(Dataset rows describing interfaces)
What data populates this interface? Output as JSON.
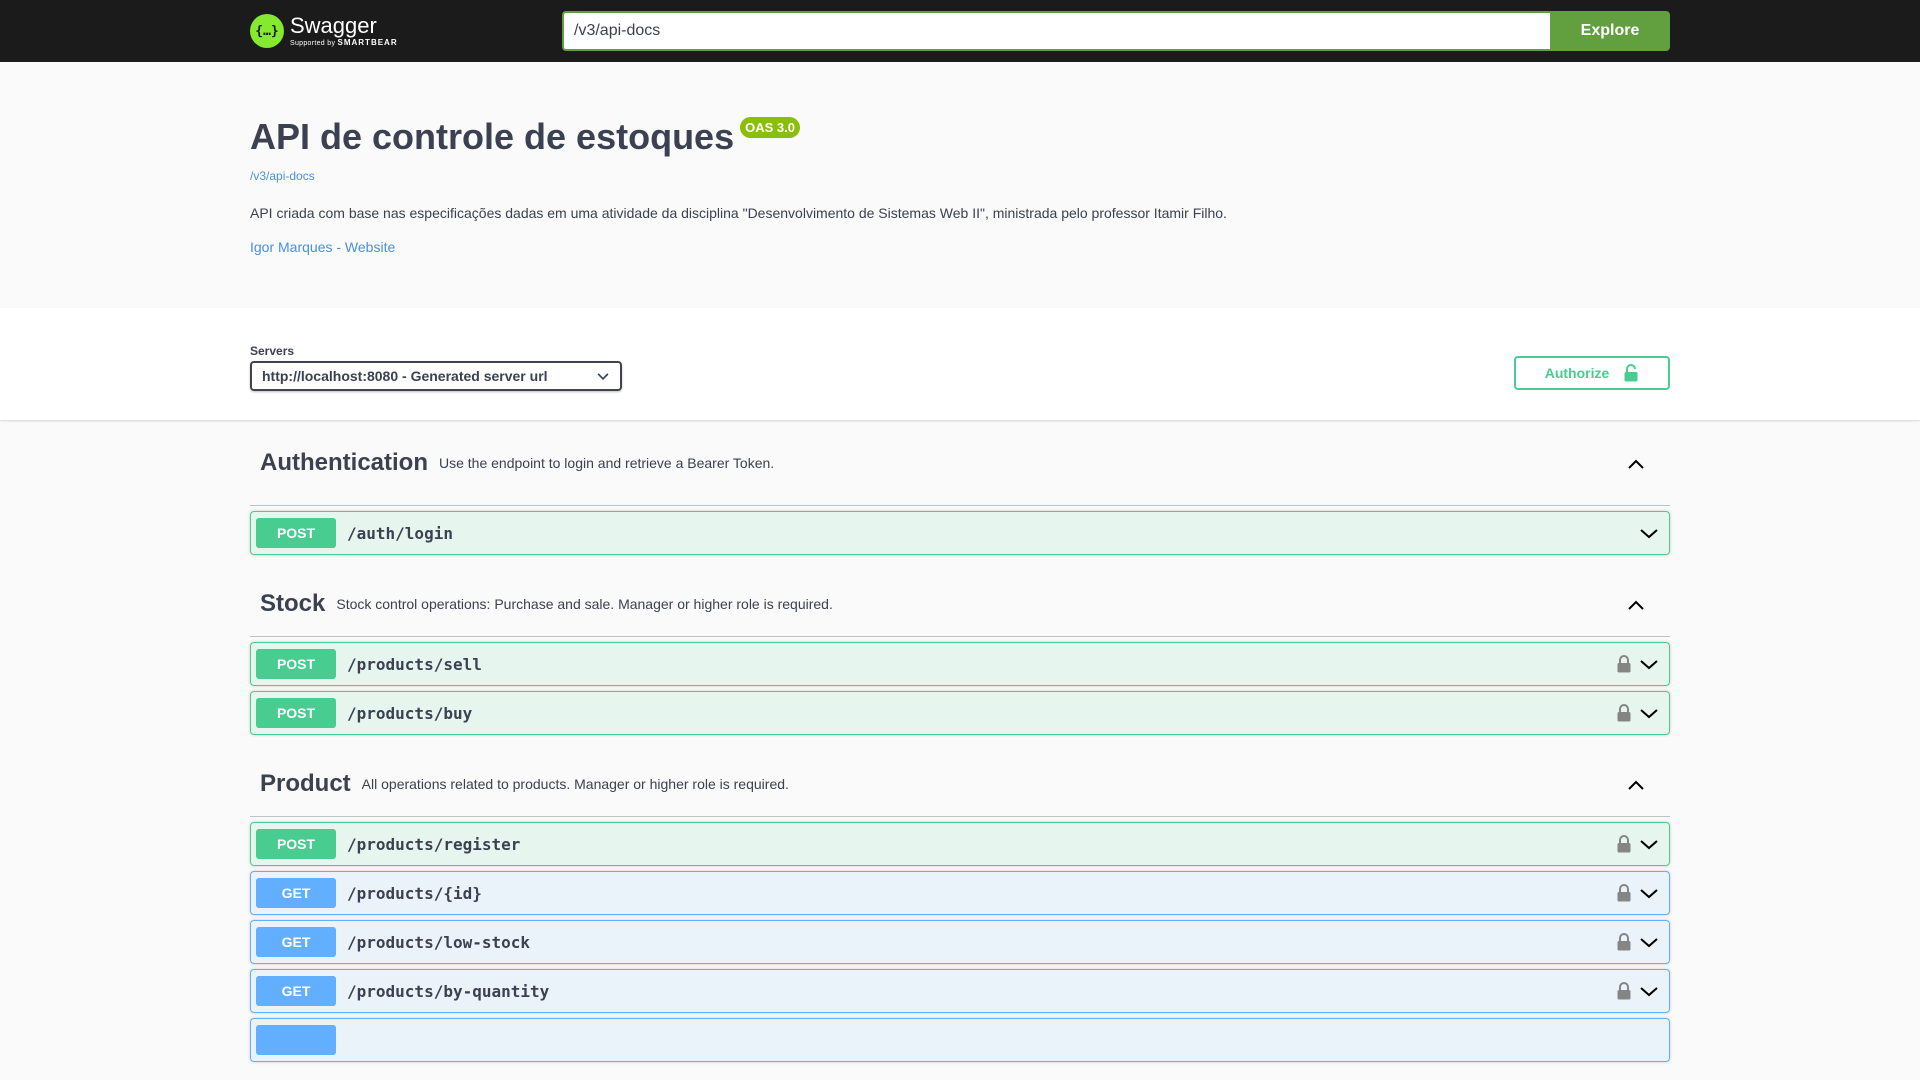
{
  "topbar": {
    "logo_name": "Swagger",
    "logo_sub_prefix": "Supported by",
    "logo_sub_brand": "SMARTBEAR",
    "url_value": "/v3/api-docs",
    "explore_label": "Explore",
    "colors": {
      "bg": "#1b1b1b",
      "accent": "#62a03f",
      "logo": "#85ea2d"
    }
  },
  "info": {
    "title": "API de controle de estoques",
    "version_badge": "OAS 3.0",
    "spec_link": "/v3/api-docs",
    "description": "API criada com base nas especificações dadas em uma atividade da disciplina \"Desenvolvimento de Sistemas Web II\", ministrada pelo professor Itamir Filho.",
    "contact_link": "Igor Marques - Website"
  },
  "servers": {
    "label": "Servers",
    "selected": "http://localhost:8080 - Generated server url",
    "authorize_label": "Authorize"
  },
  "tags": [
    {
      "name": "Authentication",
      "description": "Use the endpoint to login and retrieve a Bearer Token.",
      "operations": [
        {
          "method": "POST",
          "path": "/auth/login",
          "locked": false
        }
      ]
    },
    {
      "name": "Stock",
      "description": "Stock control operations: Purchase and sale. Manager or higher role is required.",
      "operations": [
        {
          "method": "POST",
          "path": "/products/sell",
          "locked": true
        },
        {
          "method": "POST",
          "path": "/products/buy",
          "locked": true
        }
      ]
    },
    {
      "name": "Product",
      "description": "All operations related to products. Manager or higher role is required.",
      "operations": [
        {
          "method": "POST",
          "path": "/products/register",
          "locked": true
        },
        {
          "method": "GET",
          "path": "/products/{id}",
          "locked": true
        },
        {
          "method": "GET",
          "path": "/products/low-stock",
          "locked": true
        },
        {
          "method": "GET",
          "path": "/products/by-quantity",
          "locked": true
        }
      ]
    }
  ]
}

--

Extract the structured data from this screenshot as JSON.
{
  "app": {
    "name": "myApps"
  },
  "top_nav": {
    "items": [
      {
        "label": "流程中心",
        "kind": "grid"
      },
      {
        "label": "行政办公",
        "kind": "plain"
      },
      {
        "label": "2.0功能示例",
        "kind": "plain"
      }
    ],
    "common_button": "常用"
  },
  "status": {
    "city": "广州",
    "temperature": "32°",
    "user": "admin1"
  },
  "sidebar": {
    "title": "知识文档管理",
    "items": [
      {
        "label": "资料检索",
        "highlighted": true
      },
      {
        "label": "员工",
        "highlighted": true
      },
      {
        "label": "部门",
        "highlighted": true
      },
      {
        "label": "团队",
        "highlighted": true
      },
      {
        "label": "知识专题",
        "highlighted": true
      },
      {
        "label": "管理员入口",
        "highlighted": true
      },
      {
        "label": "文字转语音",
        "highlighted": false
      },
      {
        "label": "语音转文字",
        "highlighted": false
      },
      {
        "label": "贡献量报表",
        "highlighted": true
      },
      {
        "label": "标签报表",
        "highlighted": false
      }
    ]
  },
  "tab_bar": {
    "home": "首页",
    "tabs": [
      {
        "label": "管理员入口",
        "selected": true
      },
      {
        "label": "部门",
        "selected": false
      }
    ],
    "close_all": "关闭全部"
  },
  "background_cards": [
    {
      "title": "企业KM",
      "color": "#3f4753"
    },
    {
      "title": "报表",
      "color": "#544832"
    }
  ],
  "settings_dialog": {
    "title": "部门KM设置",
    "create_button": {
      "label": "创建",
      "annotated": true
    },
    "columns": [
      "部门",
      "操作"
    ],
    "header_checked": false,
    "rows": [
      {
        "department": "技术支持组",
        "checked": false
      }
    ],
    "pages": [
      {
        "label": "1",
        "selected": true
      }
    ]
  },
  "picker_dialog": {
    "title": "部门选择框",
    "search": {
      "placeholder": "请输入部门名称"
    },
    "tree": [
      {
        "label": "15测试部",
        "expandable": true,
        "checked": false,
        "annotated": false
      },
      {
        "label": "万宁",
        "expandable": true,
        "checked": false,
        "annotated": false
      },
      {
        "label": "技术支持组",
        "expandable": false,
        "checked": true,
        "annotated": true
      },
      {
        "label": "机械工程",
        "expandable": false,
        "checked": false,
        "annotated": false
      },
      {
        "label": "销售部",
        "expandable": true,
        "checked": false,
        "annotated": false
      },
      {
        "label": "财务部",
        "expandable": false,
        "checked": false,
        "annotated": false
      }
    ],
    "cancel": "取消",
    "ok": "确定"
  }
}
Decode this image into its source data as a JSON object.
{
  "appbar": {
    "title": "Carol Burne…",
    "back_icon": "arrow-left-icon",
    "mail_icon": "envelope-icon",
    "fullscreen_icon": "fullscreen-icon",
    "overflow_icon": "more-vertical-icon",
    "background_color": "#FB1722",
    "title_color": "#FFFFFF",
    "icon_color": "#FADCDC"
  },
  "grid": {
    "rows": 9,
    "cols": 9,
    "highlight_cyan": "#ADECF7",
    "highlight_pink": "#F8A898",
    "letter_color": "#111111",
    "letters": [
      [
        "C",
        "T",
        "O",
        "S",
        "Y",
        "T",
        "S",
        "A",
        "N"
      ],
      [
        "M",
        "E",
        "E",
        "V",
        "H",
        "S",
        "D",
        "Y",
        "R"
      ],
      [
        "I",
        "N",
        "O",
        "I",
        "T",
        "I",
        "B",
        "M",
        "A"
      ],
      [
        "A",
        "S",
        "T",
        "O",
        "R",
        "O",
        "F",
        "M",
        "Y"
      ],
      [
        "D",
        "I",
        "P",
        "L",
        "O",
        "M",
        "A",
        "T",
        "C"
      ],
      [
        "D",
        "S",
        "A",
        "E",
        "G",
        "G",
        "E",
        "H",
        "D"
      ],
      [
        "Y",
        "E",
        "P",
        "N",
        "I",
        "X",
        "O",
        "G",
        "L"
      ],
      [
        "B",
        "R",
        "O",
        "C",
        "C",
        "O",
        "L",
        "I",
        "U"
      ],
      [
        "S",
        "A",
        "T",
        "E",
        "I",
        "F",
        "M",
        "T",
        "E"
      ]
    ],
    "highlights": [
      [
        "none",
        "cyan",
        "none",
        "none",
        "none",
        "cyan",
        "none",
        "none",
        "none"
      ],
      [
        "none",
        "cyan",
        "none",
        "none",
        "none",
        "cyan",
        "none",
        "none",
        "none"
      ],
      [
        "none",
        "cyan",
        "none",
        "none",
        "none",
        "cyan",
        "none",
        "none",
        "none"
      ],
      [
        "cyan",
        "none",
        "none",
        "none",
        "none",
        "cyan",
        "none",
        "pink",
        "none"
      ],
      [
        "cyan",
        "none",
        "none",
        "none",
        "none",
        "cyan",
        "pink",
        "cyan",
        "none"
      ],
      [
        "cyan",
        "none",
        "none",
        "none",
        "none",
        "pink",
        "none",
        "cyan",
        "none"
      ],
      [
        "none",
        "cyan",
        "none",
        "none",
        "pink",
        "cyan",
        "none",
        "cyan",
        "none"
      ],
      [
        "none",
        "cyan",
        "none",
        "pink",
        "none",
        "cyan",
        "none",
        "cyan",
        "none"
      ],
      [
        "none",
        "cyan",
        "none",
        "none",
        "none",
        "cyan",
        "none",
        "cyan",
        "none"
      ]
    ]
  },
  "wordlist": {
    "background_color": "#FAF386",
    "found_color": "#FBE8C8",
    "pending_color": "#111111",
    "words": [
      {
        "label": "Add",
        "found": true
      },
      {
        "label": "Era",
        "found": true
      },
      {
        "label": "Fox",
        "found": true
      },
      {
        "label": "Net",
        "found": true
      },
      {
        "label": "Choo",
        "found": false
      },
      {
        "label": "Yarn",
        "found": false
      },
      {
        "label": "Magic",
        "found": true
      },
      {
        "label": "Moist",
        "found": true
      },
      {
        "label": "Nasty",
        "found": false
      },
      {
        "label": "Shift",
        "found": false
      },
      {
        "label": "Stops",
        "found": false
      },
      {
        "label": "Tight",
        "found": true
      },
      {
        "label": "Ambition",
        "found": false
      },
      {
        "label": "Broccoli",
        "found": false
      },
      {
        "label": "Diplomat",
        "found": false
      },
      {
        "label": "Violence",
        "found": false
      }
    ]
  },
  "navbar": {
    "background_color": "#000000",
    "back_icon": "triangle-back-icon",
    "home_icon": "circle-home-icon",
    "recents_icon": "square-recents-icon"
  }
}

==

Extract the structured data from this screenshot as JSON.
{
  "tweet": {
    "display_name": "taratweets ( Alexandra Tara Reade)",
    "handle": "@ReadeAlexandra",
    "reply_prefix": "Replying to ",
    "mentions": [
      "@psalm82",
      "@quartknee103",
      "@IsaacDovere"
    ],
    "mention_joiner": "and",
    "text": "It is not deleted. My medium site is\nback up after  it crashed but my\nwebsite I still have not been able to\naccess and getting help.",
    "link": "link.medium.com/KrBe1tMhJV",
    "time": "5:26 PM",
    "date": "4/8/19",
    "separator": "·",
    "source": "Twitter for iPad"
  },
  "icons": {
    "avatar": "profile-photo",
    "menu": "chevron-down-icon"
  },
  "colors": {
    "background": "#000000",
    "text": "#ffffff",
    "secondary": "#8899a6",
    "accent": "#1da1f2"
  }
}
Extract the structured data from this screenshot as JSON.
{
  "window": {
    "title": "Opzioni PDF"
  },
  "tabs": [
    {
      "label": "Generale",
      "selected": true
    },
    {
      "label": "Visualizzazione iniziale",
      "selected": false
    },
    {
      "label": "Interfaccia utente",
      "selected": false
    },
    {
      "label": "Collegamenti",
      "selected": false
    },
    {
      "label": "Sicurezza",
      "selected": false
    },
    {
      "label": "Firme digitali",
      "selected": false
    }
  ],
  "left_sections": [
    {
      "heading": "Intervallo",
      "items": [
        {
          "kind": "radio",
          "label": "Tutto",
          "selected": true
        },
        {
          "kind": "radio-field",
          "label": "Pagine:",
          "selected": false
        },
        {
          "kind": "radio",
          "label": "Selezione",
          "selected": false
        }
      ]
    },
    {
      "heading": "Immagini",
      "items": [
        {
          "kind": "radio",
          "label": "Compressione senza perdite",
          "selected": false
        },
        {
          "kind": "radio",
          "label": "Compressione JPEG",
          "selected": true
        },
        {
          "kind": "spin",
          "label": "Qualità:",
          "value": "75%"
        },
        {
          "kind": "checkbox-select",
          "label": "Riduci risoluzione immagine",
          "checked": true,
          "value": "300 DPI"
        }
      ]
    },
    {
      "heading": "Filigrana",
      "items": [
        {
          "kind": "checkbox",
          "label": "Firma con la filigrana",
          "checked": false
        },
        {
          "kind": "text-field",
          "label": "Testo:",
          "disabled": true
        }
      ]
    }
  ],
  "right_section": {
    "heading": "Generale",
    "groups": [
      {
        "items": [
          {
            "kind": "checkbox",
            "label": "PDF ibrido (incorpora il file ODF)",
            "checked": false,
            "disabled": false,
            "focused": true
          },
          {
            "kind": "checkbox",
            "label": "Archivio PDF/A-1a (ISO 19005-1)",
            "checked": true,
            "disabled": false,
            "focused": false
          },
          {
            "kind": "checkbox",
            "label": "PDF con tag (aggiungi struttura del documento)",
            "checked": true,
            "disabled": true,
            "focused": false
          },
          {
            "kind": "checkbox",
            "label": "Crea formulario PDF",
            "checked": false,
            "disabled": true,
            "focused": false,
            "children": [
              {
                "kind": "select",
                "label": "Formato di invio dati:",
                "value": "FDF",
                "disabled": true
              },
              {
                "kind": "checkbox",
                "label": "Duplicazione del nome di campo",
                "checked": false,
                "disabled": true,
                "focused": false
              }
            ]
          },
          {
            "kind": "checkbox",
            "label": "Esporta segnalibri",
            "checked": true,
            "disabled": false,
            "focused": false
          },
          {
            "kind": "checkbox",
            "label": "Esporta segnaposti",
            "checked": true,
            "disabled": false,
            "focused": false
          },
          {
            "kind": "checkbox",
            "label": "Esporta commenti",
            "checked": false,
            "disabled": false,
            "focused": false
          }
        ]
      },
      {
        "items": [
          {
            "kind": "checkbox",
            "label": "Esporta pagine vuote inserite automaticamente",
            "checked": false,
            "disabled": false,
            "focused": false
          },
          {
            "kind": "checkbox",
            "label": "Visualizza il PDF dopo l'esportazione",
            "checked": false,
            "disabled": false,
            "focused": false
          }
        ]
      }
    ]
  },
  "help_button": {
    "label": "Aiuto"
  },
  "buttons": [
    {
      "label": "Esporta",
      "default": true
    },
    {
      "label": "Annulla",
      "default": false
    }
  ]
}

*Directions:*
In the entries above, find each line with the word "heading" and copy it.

*Answer area:*
      "heading": "Intervallo",
      "heading": "Immagini",
      "heading": "Filigrana",
    "heading": "Generale",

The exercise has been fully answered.